Highlight how you have used these skills practically, to contribute towards your employer’s or university’s financial gain. This will allow you to prove your value to hiring managers.

Be willing to learn

No doubt when starting out in your career or education you had to learn a lot of new information. This is valuable experience, since you’ll have to do it again if you go through a career change.

You should market yourself as adaptable and enthusiastic to learn. By demonstrating this you’ll be gaining an advantage, as technological advancements in most sectors mean things are always developing. If you can show that you’re ready to challenge yourself by learning something new and updating your skill set, you should see serious interest from hiring managers.

Whether you fancy a career change, are noticing signs you need a new job or have recently graduated and looking for a new role in a different sector, demonstrating your adaptability and enthusiasm can help you move in the right direction.

Think outside the job

Want some free advice? Treat your extra-curricular activities like jobs. Evidence shows that employers are willing to take voluntary experience into account when considering a candidate for a role. Therefore, spend time mentally sifting through the last 10 years and think about the times you may have volunteered at a company, conducted charity work, completed mandatory work experience in high school – anything that will look good on a CV. It may not have been paid work, but you certainly would have gained some valuable skills doing it.

If you want the job, then go for it

Don’t apply for a shift manager job if you’ve never worked a shift – obviously. But if you fit most of the qualifications for a job except the experience level, consider applying anyway. Employers may ask for a year or two of experience, but if you have a great personality and stand out they’re likely to consider you. Don’t forget to show off your positive attitude, excitement and willingness to learn.

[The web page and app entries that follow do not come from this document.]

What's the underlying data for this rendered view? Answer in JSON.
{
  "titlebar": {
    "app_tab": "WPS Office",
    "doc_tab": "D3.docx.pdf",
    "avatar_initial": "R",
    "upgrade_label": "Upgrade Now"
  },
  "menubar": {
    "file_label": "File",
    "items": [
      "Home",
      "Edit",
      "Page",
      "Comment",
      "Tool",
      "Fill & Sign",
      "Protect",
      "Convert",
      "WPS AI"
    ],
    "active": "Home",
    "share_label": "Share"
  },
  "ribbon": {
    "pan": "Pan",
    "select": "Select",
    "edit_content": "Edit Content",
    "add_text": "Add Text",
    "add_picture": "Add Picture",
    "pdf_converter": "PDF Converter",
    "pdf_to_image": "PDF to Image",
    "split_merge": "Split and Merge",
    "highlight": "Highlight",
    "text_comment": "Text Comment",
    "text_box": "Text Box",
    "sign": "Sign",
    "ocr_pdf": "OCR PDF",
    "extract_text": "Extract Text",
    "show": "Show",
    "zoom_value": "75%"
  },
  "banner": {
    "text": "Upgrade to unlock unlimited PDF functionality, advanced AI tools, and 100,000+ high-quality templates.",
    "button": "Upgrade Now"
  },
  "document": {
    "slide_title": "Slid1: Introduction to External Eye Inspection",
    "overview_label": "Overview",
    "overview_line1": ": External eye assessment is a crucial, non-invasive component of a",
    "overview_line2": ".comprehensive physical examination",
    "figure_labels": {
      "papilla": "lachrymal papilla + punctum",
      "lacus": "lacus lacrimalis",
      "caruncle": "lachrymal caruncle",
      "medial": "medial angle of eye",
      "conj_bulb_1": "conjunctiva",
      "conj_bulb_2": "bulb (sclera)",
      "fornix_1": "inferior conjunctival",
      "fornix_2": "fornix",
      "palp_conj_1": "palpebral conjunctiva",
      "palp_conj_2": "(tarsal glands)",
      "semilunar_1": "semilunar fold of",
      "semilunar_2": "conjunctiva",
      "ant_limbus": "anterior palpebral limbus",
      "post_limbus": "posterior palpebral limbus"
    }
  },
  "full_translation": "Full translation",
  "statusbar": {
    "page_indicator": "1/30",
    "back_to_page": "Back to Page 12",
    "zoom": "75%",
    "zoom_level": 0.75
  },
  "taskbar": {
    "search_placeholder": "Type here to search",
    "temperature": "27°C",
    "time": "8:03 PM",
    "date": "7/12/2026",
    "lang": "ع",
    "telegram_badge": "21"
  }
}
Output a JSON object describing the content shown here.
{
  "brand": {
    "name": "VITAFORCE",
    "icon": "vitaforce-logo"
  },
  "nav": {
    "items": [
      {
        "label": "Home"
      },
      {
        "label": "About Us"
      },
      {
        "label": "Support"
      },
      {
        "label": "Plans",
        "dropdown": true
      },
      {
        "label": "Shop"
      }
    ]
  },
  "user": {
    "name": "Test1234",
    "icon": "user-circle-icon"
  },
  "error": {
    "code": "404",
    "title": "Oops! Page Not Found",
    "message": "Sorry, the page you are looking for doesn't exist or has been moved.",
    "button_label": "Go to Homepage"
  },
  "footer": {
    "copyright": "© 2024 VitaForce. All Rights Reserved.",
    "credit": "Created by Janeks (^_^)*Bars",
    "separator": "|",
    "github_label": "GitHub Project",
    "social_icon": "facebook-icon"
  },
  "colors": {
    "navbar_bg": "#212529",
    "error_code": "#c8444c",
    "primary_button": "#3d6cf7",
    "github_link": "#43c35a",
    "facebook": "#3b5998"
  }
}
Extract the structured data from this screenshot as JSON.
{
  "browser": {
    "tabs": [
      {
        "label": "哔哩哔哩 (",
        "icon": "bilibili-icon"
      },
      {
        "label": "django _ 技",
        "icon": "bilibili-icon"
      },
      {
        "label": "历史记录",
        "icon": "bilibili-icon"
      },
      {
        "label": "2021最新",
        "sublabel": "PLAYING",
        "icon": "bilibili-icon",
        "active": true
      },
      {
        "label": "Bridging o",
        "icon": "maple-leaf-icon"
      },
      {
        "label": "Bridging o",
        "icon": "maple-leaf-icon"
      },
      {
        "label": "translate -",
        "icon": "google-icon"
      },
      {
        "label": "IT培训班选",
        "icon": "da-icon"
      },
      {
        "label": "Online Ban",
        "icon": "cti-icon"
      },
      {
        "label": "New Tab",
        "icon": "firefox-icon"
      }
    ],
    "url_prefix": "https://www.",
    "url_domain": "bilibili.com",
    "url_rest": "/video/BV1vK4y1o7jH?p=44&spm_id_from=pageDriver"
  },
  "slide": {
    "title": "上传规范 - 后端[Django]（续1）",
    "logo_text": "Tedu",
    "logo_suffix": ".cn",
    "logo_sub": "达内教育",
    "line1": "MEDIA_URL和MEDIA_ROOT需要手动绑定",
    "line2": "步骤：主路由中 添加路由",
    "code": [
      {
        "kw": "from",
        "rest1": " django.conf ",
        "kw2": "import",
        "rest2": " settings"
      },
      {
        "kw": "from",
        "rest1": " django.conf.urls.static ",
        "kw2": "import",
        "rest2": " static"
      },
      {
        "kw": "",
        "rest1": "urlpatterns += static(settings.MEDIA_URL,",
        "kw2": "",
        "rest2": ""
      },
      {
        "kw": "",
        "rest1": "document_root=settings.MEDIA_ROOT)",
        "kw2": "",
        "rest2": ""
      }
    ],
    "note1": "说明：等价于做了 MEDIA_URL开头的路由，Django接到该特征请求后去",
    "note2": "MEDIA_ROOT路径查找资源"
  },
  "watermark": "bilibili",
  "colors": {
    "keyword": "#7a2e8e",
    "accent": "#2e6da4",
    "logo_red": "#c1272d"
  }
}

Read Jordan and Charlotte’s application tips

So you’re interested – but how do you apply and what is the best way to apply successfully for a job? Luckily for you, two of our members of staff, Jordan and Charlotte, have drawn up a list of pointers to help you!

What to Do

Do your research
Before applying make sure that you know and understand the organisation’s values, mission, vision and future plans.

Be honest

The job is there to help you develop your skills and improve your weaknesses. You are not expected to be perfect or know it all – just be yourself.

It’s in the small things

Things such as grammar and punctuation may seem insignificant, but can make a big difference in your application and put you one step ahead.


You will have gained transferrable skills from previous experiences, such as in your everyday life or from previous jobs. To be successful, make sure you reflect on such experiences and learn from them.

Ask questions

Get in touch with the recruitment team if you have any questions specific to the role. If you need someone to read through your application form, why not ask one of the careers advisors at school, your best friend or even your mum!

What not to Do

Don’t worry if you don’t hear back for a while
There can be a long time between submitting an application and the interview, due to the large amount of applications. The length of time you have to wait does not dictate success.

Don’t think you aren’t good enough

Mindset matters more than being a master at everything. Your willingness to learn and develop is much more important than already having lots of experience and skills.

Don’t lose heart!
Even though the application process may take time – the end goal is worth the effort. You can do it!

We hope that you have found our advice useful. 

Good luck with your applications!

By Jordan Moss (PICU Intern) and Charlotte Saunders (Corporate Nursing Intern) at Birmingham Children’s Hospital.